“In the two-page memo, Myers also orders parishes and Catholic institutions not to host people or organizations that disagree with church teachings.
“He says Catholics, ‘especially ministers and others who represent the Church, should not participate in or be present at religious events or events intended to endorse or support those who reject or ignore Church teaching and Canon Law.’ “
Myers’ local decision-making shows the downside of a decentralized approach. It allows local bishops to be exclusionary in their pastoral ministry. I mentioned this problems somewhat the other day in my post about criminalization laws for LGBT people. In some cases in the world, bishops give tacit approval or even strongly support such laws, which are obviously opposed to Catholic teaching. In these cases, it is good for the universal Church to have some oversight to fraternally correct bishops whose policies, pastoral or political, are not in line with Gospel values.
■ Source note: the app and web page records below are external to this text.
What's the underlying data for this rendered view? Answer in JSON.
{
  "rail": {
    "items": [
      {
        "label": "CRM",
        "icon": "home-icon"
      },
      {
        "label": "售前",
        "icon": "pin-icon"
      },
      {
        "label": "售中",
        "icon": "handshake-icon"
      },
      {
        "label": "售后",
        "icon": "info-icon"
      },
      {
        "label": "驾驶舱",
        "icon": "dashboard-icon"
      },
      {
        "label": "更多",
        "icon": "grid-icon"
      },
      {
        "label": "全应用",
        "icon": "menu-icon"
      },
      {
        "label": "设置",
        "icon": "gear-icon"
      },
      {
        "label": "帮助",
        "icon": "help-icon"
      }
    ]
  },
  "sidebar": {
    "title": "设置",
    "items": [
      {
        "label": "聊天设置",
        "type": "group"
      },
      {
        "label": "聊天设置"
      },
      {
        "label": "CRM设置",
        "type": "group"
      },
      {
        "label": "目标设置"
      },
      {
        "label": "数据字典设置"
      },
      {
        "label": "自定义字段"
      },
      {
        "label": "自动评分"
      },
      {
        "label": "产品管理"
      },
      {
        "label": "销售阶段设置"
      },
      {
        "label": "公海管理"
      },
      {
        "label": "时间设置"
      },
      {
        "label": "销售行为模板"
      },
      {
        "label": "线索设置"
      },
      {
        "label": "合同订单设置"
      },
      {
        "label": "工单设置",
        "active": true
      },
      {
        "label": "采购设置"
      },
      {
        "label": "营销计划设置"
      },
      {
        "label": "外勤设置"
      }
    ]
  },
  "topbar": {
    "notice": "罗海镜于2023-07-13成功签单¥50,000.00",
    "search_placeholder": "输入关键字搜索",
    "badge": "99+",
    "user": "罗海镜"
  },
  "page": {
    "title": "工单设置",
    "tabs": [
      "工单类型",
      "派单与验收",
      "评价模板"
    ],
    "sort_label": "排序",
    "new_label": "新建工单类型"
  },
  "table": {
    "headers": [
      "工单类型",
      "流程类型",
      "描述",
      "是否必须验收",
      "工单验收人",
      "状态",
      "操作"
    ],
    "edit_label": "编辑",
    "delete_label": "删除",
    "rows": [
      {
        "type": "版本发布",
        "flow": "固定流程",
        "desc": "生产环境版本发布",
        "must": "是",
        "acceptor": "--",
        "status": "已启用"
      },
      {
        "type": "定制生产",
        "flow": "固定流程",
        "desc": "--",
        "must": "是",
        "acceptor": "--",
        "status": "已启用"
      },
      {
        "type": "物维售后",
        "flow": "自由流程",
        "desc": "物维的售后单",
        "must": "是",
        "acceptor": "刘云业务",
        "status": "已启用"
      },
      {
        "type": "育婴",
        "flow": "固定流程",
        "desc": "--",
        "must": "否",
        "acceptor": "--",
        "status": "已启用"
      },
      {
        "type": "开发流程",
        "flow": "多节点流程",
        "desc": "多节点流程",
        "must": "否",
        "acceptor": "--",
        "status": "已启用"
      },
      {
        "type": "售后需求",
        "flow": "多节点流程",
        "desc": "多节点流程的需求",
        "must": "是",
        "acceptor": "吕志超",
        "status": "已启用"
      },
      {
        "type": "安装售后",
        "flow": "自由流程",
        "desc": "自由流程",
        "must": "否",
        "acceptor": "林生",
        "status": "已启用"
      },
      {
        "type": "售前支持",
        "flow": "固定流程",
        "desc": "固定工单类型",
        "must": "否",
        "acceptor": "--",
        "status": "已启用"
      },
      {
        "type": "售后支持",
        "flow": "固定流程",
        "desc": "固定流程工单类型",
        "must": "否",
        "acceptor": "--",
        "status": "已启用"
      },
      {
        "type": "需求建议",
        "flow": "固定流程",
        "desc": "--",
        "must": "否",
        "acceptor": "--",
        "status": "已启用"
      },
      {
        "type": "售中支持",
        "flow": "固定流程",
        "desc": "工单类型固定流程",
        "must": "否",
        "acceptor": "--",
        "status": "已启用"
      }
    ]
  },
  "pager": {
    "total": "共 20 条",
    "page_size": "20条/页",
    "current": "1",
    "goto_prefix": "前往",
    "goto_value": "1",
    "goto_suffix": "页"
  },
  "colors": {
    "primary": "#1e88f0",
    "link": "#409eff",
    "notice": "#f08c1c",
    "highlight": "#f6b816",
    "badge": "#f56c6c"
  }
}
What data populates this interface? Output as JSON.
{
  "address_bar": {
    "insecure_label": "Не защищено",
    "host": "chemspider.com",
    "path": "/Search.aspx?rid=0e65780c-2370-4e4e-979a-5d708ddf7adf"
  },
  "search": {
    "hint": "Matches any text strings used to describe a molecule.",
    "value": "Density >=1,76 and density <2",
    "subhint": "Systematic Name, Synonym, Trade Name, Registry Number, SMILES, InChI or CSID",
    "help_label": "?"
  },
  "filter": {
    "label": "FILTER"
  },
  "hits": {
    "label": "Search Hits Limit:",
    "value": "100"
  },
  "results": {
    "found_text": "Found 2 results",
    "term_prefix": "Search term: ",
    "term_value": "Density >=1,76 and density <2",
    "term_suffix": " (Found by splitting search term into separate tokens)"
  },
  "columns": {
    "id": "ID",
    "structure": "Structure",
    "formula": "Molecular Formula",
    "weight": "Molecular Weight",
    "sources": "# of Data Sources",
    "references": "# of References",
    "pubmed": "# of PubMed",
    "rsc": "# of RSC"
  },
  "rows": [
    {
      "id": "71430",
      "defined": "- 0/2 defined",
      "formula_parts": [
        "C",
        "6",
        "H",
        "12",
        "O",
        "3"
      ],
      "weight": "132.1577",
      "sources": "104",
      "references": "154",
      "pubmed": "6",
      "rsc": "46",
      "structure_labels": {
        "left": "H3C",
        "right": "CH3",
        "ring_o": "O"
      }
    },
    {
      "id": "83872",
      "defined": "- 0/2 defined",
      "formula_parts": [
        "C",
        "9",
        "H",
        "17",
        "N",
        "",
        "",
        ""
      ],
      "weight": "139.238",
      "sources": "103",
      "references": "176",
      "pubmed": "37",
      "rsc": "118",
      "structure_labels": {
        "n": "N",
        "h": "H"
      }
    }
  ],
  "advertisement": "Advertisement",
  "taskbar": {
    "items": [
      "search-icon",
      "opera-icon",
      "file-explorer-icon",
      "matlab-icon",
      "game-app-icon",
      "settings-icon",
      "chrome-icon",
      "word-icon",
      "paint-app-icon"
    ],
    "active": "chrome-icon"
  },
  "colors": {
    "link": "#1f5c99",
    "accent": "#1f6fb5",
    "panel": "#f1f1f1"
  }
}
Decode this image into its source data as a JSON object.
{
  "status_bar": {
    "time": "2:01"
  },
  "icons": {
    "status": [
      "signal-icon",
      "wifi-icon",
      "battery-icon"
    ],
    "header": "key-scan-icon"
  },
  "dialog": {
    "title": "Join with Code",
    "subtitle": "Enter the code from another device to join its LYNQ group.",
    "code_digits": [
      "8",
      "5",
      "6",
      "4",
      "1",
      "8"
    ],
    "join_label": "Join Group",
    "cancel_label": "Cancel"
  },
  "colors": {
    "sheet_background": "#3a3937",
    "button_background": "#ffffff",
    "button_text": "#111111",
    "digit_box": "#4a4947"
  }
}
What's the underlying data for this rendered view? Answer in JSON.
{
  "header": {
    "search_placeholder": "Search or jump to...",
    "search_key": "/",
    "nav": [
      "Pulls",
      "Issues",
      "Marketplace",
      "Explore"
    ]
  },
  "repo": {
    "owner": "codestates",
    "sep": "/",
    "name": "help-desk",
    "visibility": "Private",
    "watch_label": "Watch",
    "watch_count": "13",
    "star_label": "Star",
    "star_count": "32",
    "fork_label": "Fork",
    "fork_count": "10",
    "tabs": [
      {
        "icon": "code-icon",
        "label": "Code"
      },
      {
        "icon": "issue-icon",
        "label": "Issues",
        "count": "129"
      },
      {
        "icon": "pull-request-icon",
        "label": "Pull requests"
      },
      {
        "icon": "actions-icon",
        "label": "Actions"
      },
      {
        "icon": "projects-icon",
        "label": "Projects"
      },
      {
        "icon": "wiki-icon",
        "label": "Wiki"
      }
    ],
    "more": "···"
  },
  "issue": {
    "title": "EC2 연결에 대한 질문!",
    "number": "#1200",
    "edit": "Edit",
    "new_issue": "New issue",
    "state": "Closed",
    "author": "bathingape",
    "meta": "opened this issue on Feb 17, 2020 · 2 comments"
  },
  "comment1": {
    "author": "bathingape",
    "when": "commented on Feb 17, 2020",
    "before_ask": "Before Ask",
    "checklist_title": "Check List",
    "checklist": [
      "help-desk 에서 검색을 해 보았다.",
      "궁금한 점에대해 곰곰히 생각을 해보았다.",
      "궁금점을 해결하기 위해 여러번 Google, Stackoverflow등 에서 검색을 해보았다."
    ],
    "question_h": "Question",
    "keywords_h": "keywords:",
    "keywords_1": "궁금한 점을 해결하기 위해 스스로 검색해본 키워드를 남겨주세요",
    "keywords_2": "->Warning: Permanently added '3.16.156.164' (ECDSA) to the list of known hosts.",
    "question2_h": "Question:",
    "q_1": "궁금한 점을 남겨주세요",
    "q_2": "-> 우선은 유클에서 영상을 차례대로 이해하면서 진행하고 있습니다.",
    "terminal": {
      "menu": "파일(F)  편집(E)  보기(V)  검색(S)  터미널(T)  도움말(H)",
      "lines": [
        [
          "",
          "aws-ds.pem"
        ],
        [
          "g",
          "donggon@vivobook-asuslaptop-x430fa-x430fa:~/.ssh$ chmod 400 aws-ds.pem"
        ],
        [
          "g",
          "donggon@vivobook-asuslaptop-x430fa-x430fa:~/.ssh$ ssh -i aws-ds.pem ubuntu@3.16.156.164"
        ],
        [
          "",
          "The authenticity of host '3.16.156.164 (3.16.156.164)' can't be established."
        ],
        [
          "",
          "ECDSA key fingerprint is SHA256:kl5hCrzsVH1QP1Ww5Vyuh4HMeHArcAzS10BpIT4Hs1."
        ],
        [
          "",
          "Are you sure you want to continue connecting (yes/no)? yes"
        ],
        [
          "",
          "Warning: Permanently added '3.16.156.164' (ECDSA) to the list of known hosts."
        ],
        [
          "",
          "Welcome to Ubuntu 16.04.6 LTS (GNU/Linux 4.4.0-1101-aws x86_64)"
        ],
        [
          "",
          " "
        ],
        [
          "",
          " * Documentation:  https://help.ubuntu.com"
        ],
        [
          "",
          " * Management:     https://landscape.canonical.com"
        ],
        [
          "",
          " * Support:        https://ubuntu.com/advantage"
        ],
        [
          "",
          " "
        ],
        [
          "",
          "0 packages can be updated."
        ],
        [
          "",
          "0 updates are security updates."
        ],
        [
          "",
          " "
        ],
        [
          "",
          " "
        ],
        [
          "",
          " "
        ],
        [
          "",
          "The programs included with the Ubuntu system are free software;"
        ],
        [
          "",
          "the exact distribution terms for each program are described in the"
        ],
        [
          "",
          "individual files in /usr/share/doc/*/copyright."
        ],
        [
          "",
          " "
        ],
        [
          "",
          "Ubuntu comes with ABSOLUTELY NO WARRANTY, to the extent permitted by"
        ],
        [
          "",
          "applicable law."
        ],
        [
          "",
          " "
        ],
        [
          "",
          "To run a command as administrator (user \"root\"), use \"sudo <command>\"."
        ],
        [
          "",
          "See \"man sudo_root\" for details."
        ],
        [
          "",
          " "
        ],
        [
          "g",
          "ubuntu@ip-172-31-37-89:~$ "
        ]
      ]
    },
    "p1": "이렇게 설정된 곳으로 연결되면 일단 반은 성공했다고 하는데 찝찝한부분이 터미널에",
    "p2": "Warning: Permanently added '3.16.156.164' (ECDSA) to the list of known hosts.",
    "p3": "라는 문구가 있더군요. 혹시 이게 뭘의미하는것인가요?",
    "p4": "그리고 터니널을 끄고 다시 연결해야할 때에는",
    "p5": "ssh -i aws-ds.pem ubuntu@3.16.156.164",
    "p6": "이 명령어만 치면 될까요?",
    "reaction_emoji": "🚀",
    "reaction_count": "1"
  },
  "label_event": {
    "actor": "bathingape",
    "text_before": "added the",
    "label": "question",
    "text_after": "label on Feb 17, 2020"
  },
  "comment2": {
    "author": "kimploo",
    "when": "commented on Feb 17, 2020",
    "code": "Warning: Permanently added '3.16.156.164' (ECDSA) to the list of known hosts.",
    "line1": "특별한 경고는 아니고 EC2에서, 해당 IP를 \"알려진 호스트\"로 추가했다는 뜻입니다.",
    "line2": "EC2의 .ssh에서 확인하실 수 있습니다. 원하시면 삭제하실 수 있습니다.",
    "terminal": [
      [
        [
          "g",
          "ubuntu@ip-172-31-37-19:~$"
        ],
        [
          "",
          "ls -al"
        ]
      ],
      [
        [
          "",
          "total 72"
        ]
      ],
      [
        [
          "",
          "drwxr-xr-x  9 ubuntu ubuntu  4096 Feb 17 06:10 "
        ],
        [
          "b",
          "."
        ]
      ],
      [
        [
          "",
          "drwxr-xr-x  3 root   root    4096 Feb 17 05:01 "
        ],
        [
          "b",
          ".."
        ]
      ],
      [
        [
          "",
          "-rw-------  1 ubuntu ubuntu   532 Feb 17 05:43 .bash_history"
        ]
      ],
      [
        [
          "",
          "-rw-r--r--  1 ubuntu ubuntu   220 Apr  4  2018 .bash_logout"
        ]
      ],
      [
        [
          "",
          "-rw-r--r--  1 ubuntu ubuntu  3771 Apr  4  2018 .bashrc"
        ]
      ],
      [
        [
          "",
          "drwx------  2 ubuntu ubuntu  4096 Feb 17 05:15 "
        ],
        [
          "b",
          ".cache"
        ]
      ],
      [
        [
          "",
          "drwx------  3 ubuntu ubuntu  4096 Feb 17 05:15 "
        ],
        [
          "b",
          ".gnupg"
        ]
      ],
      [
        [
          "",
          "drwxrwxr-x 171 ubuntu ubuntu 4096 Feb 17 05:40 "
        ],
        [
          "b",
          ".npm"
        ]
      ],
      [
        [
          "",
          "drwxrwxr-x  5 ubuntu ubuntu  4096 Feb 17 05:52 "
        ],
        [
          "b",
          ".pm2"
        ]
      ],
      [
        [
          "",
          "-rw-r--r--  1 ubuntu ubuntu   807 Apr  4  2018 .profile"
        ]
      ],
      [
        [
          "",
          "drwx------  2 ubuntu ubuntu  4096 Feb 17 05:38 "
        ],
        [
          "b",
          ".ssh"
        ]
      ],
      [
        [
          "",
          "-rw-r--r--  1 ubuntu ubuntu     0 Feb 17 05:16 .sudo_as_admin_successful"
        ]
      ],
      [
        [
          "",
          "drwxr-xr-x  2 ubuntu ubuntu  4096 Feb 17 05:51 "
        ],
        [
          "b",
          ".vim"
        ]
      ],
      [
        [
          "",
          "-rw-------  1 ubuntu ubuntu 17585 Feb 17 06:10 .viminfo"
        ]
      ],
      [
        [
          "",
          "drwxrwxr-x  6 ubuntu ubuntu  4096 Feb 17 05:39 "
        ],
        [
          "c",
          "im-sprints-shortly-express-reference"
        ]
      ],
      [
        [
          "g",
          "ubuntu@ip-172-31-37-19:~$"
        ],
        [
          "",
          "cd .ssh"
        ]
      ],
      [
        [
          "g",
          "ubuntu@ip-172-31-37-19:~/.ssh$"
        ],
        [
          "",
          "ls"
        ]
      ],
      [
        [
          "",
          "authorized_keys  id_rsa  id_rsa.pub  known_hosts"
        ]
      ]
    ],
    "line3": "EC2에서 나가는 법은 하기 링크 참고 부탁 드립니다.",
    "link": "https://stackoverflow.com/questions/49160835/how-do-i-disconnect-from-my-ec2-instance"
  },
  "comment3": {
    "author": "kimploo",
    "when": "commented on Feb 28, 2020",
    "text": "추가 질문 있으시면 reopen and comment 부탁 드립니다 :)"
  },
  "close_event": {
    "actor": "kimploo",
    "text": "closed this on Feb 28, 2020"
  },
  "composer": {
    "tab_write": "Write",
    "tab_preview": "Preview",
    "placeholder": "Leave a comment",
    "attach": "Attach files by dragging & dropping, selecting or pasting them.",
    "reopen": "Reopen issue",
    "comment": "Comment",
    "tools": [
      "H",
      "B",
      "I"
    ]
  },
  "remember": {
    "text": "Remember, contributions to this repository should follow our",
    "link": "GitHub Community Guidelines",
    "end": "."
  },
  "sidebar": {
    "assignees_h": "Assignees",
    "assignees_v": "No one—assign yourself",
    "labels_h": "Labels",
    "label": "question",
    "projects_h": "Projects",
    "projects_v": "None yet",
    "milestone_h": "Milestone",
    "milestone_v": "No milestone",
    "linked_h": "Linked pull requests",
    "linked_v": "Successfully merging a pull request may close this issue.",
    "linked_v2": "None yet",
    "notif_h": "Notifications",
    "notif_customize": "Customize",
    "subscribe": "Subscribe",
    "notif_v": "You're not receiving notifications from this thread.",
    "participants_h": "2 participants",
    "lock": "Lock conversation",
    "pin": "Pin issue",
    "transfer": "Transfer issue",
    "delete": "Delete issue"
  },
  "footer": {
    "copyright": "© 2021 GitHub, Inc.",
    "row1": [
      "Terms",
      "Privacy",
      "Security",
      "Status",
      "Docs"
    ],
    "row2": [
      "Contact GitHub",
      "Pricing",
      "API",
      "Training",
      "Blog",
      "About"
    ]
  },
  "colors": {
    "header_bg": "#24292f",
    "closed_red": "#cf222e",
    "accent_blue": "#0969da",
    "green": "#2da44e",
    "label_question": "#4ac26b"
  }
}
But, as I’m learning here at the synod by hearing so many different cultural perspectives of our universal Catholic Church, solutions don’t have to be binary: Plan A or Plan Z. In fact, there seem to be a great variety of ways to approach a problem, more than my puny mind has ever imagined, that’s for sure. We just need to both trust and facilitate the Holy Spirit by letting all the voices and all the perspectives speak their truths so that we can arrive at good solutions for all.
–Francis DeBernardo, New Ways Ministry